  2. Weeds don’t need to be watered and fertilized, but lush, green grass does. If you want your backyard to look like a golf course, you have to put in the work.  2 Timothy 2 refers to Christians living like a soldier, an athlete and a farmer.  When I reflect on what these three professions have in common, I think that they all have a prize in mind that they’re working toward and they all have to remain diligent and steadfast in their work.  Are we fixing our eyes our Jesus with eternity in view?  Is He our greatest prize?  Are we growing weary of well doing?
  3. We have to dig out the weeds from the roots, rather than just using a “weed whacker” to chop the tops off of them. In getting bids on the backyard, I kept saying that I needed the poison ivy removed, not just chopped up and spread all over the yard!  Too often we are just treating the symptoms of our sin, rather than going after the roots.  Are we just “pruning our sin,” grooming it to look prettier on the outside, without ever getting to the true heart of the problem?

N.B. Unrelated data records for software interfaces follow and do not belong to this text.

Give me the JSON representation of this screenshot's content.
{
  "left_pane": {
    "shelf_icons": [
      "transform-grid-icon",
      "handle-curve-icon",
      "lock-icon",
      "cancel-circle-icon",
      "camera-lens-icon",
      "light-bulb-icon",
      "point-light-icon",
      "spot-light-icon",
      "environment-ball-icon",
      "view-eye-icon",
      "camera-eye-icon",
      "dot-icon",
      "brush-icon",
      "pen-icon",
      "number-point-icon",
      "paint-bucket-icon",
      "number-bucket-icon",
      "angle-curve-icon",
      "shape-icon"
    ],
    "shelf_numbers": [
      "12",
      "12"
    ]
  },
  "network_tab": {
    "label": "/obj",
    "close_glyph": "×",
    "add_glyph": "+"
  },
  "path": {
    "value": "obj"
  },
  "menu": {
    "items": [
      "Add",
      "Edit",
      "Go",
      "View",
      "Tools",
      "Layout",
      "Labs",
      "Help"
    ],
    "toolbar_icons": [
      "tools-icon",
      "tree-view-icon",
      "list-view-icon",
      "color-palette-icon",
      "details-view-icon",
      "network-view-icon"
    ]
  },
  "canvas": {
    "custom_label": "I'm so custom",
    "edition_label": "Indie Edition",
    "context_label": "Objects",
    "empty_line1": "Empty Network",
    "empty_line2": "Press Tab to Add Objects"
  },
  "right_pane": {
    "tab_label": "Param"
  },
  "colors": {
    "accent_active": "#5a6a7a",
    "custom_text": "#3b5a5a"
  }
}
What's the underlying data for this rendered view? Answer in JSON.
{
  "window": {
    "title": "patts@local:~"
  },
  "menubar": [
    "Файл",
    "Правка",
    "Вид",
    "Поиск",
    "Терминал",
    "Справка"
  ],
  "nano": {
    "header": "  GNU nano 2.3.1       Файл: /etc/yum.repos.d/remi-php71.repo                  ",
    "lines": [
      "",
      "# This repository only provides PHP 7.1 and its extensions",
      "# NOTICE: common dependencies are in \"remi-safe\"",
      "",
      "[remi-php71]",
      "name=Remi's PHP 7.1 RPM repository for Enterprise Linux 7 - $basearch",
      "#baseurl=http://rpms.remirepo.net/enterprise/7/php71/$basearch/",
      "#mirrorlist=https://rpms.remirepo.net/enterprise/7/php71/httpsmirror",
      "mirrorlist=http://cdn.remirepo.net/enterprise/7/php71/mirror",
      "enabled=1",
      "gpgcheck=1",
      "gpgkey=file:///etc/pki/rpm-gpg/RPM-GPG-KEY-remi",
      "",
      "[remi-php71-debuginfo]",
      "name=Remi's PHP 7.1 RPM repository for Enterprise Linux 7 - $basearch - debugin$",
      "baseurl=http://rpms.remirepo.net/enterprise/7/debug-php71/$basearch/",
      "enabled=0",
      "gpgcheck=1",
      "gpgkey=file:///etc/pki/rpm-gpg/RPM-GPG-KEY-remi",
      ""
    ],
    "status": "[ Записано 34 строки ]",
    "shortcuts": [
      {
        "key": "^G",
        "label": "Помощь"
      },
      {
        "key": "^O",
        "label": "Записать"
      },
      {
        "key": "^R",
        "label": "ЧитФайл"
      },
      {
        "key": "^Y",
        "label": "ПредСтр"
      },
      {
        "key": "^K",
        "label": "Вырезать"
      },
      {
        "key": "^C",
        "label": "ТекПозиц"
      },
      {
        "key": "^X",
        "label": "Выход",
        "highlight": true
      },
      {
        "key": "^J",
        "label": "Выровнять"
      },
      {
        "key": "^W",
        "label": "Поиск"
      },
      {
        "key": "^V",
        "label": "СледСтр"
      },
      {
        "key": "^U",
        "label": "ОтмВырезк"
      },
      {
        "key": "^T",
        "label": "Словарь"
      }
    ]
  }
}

  4. With time, we can grow so accustomed to our weeds, that they start to look normal, maybe even pretty. When we first saw our newly transformed yard, we actually missed all the greenery of the weeds.  How often are our hearts like that?  We choose the comfort of our sin over the beauty of righteousness.

  5. It can take days or weeks or even months and years of neglect for the weeds to come to the surface. If we’re not keeping our hearts with all diligence (Proverbs 4:23), and abiding in the living vine of Christ (John 15), we can wake up one day shocked at sins that we thought we’d conquered years before.  When that sin keeps returning, rather than losing heart, we can be thankful that it keeps us on our knees, that in our weakness we are forced to depend all the more deeply on Christ, our advocate and redeemer … which reminds me again of that “thorn in my flesh” that I originally wrote about 4 years ago.